What text messages would he have sent to the cell phones of the apostles and his other followers? Would he have had a Skype account so he could have shown up live talking with people on computer screens all over Jerusalem?
I raise these anachronistic questions because Christianity requires its followers to speak prophetically in all places and times. This mandate has almost nothing to do with predicting the future but, rather, with trying to help repair the world and to remind people of the way God wants us to live — to love God and love our neighbors, in other words.
From the ancient Hebrew prophets to Jesus himself to the apostles, this requirement could not be clearer.
Over the centuries, Presbyterians have been fair-to-middling at developing and using our prophetic voices — though, to be frank, our history is decidedly uneven.

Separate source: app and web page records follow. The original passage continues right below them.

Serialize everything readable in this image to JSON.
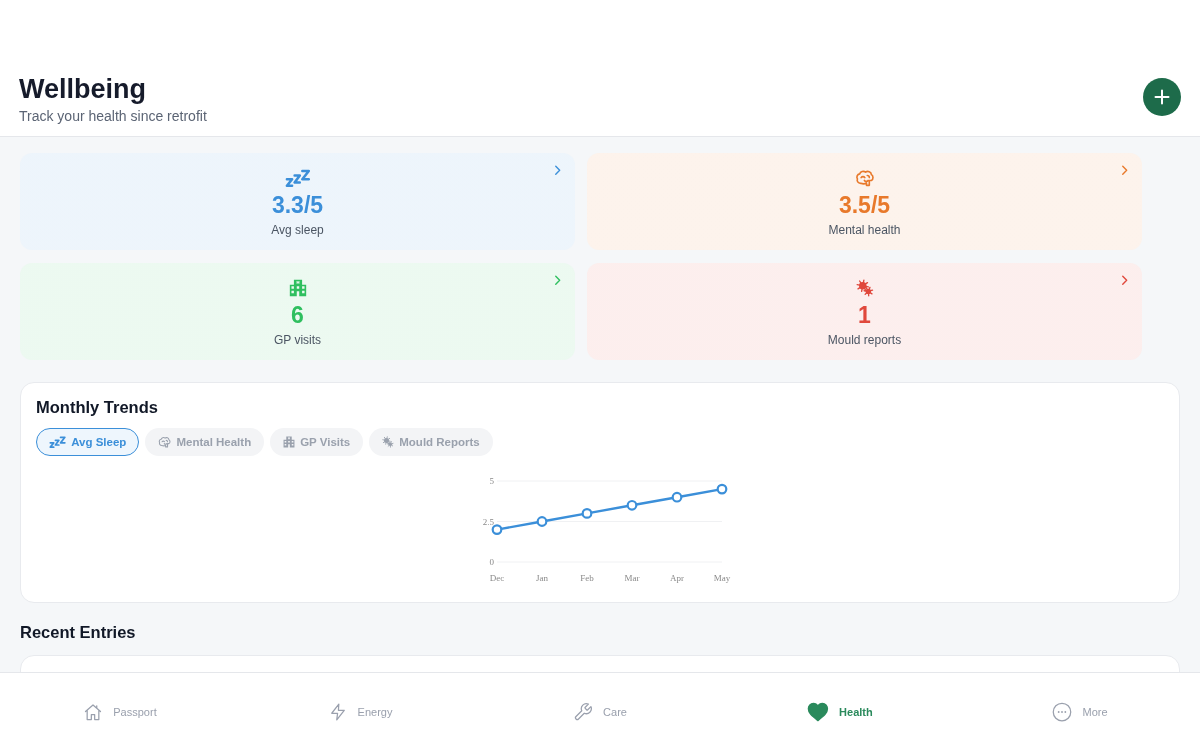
{
  "header": {
    "title": "Wellbeing",
    "subtitle": "Track your health since retrofit"
  },
  "stats": [
    {
      "kind": "sleep",
      "value": "3.3/5",
      "label": "Avg sleep",
      "color": "#3b8fd9"
    },
    {
      "kind": "mental",
      "value": "3.5/5",
      "label": "Mental health",
      "color": "#e8792b"
    },
    {
      "kind": "gp",
      "value": "6",
      "label": "GP visits",
      "color": "#2fbf5f"
    },
    {
      "kind": "mould",
      "value": "1",
      "label": "Mould reports",
      "color": "#e0483c"
    }
  ],
  "trends": {
    "title": "Monthly Trends",
    "tabs": [
      {
        "kind": "sleep",
        "label": "Avg Sleep",
        "selected": true
      },
      {
        "kind": "mental",
        "label": "Mental Health",
        "selected": false
      },
      {
        "kind": "gp",
        "label": "GP Visits",
        "selected": false
      },
      {
        "kind": "mould",
        "label": "Mould Reports",
        "selected": false
      }
    ],
    "chart_data": {
      "type": "line",
      "categories": [
        "Dec",
        "Jan",
        "Feb",
        "Mar",
        "Apr",
        "May"
      ],
      "series": [
        {
          "color": "#3b8fd9",
          "marker": "circle",
          "values": [
            2.0,
            2.5,
            3.0,
            3.5,
            4.0,
            4.5
          ]
        }
      ],
      "ylim": [
        0,
        5
      ],
      "yticks": [
        0,
        2.5,
        5
      ]
    }
  },
  "recent": {
    "title": "Recent Entries"
  },
  "nav": [
    {
      "kind": "passport",
      "label": "Passport",
      "selected": false
    },
    {
      "kind": "energy",
      "label": "Energy",
      "selected": false
    },
    {
      "kind": "care",
      "label": "Care",
      "selected": false
    },
    {
      "kind": "health",
      "label": "Health",
      "selected": true
    },
    {
      "kind": "more",
      "label": "More",
      "selected": false
    }
  ]
}
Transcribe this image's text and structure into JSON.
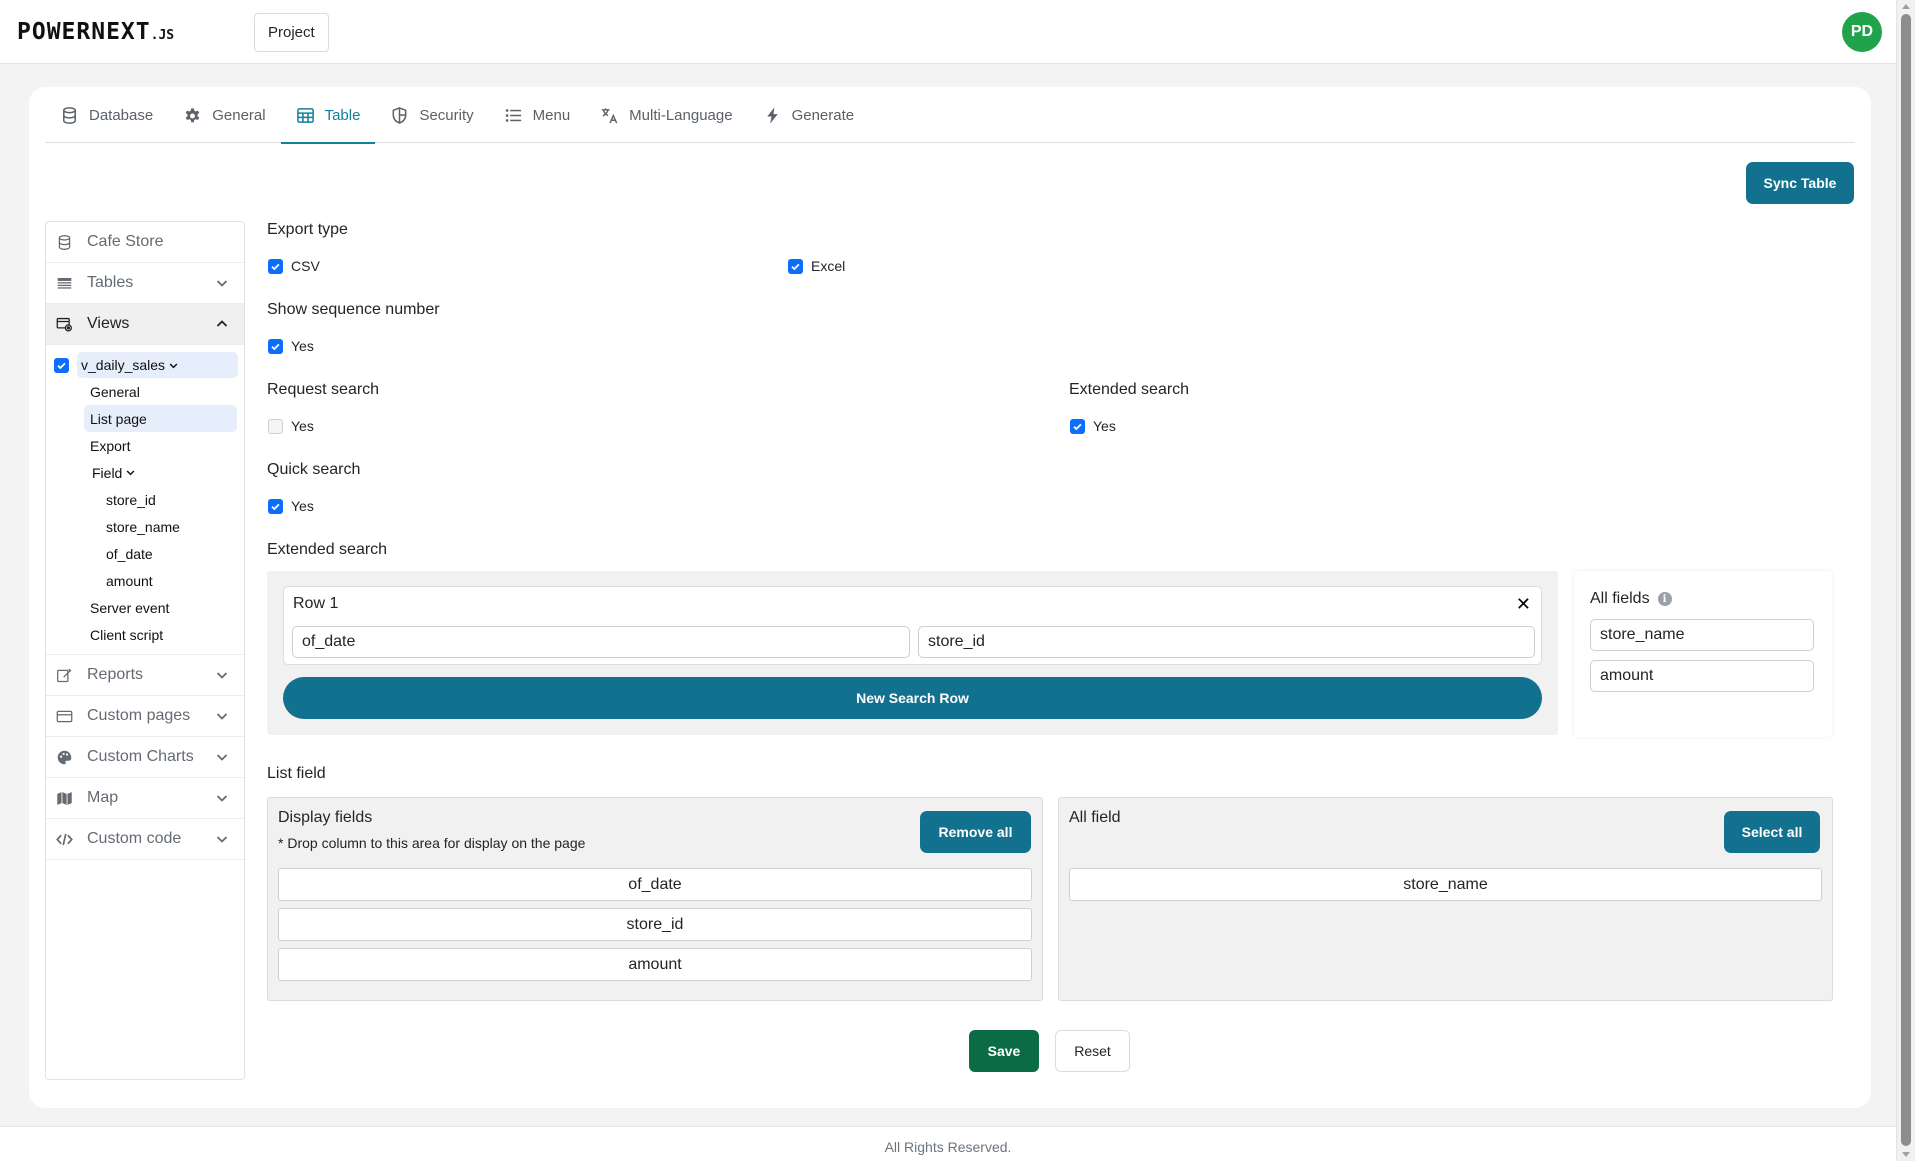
{
  "header": {
    "logo_text": "POWERNEXT",
    "logo_suffix": ".JS",
    "project_label": "Project",
    "avatar_initials": "PD"
  },
  "tabs": [
    {
      "label": "Database",
      "icon": "database-icon"
    },
    {
      "label": "General",
      "icon": "gear-icon"
    },
    {
      "label": "Table",
      "icon": "table-icon",
      "active": true
    },
    {
      "label": "Security",
      "icon": "shield-icon"
    },
    {
      "label": "Menu",
      "icon": "list-icon"
    },
    {
      "label": "Multi-Language",
      "icon": "translate-icon"
    },
    {
      "label": "Generate",
      "icon": "lightning-icon"
    }
  ],
  "sync_label": "Sync Table",
  "sidebar": {
    "project": "Cafe Store",
    "tables": "Tables",
    "views": "Views",
    "view_name": "v_daily_sales",
    "view_items": [
      "General",
      "List page",
      "Export"
    ],
    "field_label": "Field",
    "fields": [
      "store_id",
      "store_name",
      "of_date",
      "amount"
    ],
    "after_items": [
      "Server event",
      "Client script"
    ],
    "reports": "Reports",
    "custom_pages": "Custom pages",
    "custom_charts": "Custom Charts",
    "map": "Map",
    "custom_code": "Custom code"
  },
  "form": {
    "export_type": "Export type",
    "csv": "CSV",
    "excel": "Excel",
    "show_seq": "Show sequence number",
    "show_seq_yes": "Yes",
    "request_search": "Request search",
    "request_search_yes": "Yes",
    "extended_search_opt": "Extended search",
    "extended_search_yes": "Yes",
    "quick_search": "Quick search",
    "quick_search_yes": "Yes",
    "extended_search_section": "Extended search",
    "row_title": "Row 1",
    "row_field_1": "of_date",
    "row_field_2": "store_id",
    "new_row": "New Search Row",
    "all_fields_title": "All fields",
    "all_fields": [
      "store_name",
      "amount"
    ]
  },
  "list_field": {
    "title": "List field",
    "display_title": "Display fields",
    "display_hint": "* Drop column to this area for display on the page",
    "remove_all": "Remove all",
    "display_items": [
      "of_date",
      "store_id",
      "amount"
    ],
    "all_title": "All field",
    "select_all": "Select all",
    "all_items": [
      "store_name"
    ]
  },
  "actions": {
    "save": "Save",
    "reset": "Reset"
  },
  "footer": "All Rights Reserved.",
  "colors": {
    "accent": "#11718f",
    "save": "#0b6b45",
    "checkbox": "#0d6efd",
    "avatar": "#21a34c"
  }
}
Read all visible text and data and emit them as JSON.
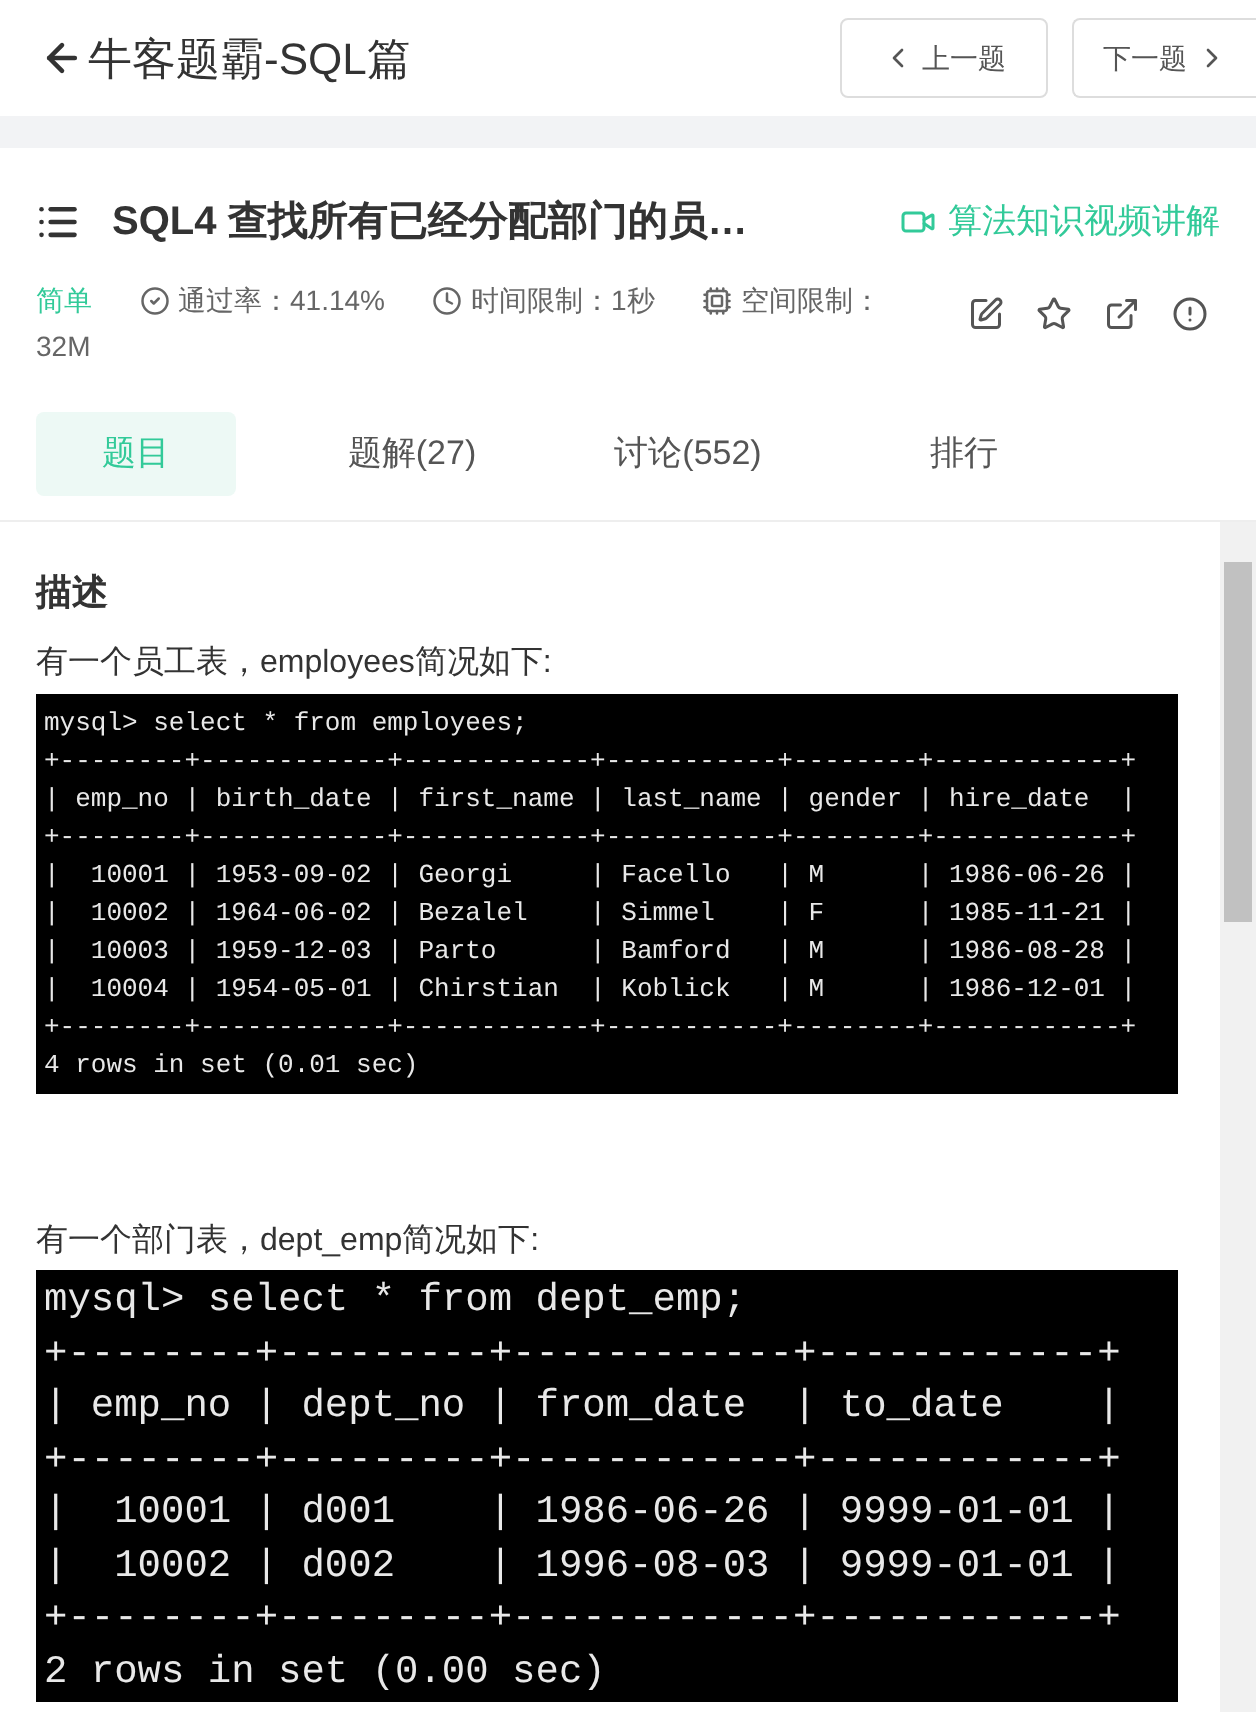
{
  "header": {
    "title": "牛客题霸-SQL篇",
    "prev_button": "上一题",
    "next_button": "下一题"
  },
  "problem": {
    "title": "SQL4  查找所有已经分配部门的员…",
    "video_link": "算法知识视频讲解",
    "difficulty": "简单",
    "pass_rate": "通过率：41.14%",
    "time_limit": "时间限制：1秒",
    "space_limit_label": "空间限制：",
    "space_limit_value": "32M"
  },
  "tabs": [
    {
      "label": "题目",
      "selected": true
    },
    {
      "label": "题解(27)",
      "selected": false
    },
    {
      "label": "讨论(552)",
      "selected": false
    },
    {
      "label": "排行",
      "selected": false
    }
  ],
  "description": {
    "heading": "描述",
    "blocks": [
      {
        "caption": "有一个员工表，employees简况如下:",
        "kind": "small",
        "lines": [
          "mysql> select * from employees;",
          "+--------+------------+------------+-----------+--------+------------+",
          "| emp_no | birth_date | first_name | last_name | gender | hire_date  |",
          "+--------+------------+------------+-----------+--------+------------+",
          "|  10001 | 1953-09-02 | Georgi     | Facello   | M      | 1986-06-26 |",
          "|  10002 | 1964-06-02 | Bezalel    | Simmel    | F      | 1985-11-21 |",
          "|  10003 | 1959-12-03 | Parto      | Bamford   | M      | 1986-08-28 |",
          "|  10004 | 1954-05-01 | Chirstian  | Koblick   | M      | 1986-12-01 |",
          "+--------+------------+------------+-----------+--------+------------+",
          "4 rows in set (0.01 sec)"
        ]
      },
      {
        "caption": "有一个部门表，dept_emp简况如下:",
        "kind": "large",
        "lines": [
          "mysql> select * from dept_emp;",
          "+--------+---------+------------+------------+",
          "| emp_no | dept_no | from_date  | to_date    |",
          "+--------+---------+------------+------------+",
          "|  10001 | d001    | 1986-06-26 | 9999-01-01 |",
          "|  10002 | d002    | 1996-08-03 | 9999-01-01 |",
          "+--------+---------+------------+------------+",
          "2 rows in set (0.00 sec)"
        ]
      }
    ]
  }
}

But in our best moments, we have both spoken and acted to protect children, to abolish slavery, to restore the earth, to oppose injustice of many kinds, and to offer a model of a world in harmony with John’s vision of a “New Jerusalem” in Revelation.
But as we all know, we have entered an era of niche communications when the means for mass communication have become fragmented. The newspaper industry in which I have spent my career is just one of those channels of information undergoing major and distressing changes. Will printed papers disappear in my lifetime? Maybe.
So the question for Christians is how we can prepare ourselves in this new era to speak with prophetic voices in ways that will allow us to be heard.
I’ve decided to gather some folks around me July 13-19 at Ghost Ranch, the national Presbyterian conference center in northern New Mexico, to seek some answers. I’ll be leading a seminar I call “Your Prophetic Voice: Writing to Repair the World.” (See the catalog at www.ghostranch.org.)
My hope is that class participants will choose one or two areas — from racism to environmental concerns to economic justice issues — about which they feel passionate and then learn how to write clearly and how to employ communications tools to speak prophetically and to encourage themselves and others to act.
Can this be something as simple as writing a cogent letter to the editor of a newspaper or a magazine? Yes. But it also can mean creating a blog or using the booming number of social networking tools.
For more than four years now, I have used my blog (address below) to talk about the issues of faith and the ways in which people of faith can make a difference in the world. When I began, most people in my church seemed baffled even by the word blog. But now my church has its own Facebook page and the staff regularly e-mails both the church newsletter as well as a weekly illustrated memo about church activities.
Speaking of rapid change: When I was a boy in the 1950s I lived for two years in India. My parents, both Presbyterian elders, were not missionaries. Rather, my father was part of a University of Illinois agriculture team. I have inherited the 10 large metal boxes of slides that my family took then. Slides. Who shows slides anymore? So to preserve our family’s India photo record, I’ve acquired a machine that turns slides into digital photos on my laptop. Those slides contain an important message about the way my own parents spoke and acted prophetically. But unless I adopt new technologies, my children and grandchildren will never hear (or see) that message.
I cannot even imagine what kinds of new communications channels will open in the years ahead. But I do know that if our prophetic voices are to be heard, we must keep up with the way people get their information.
Bill Tammeus is an elder at Second Church in Kansas City, Mo., and former faith columnist for The Kansas City Star. Visit his “Faith Matters” blog at http://billtammeus.typepad.com. E-mail him at [email protected].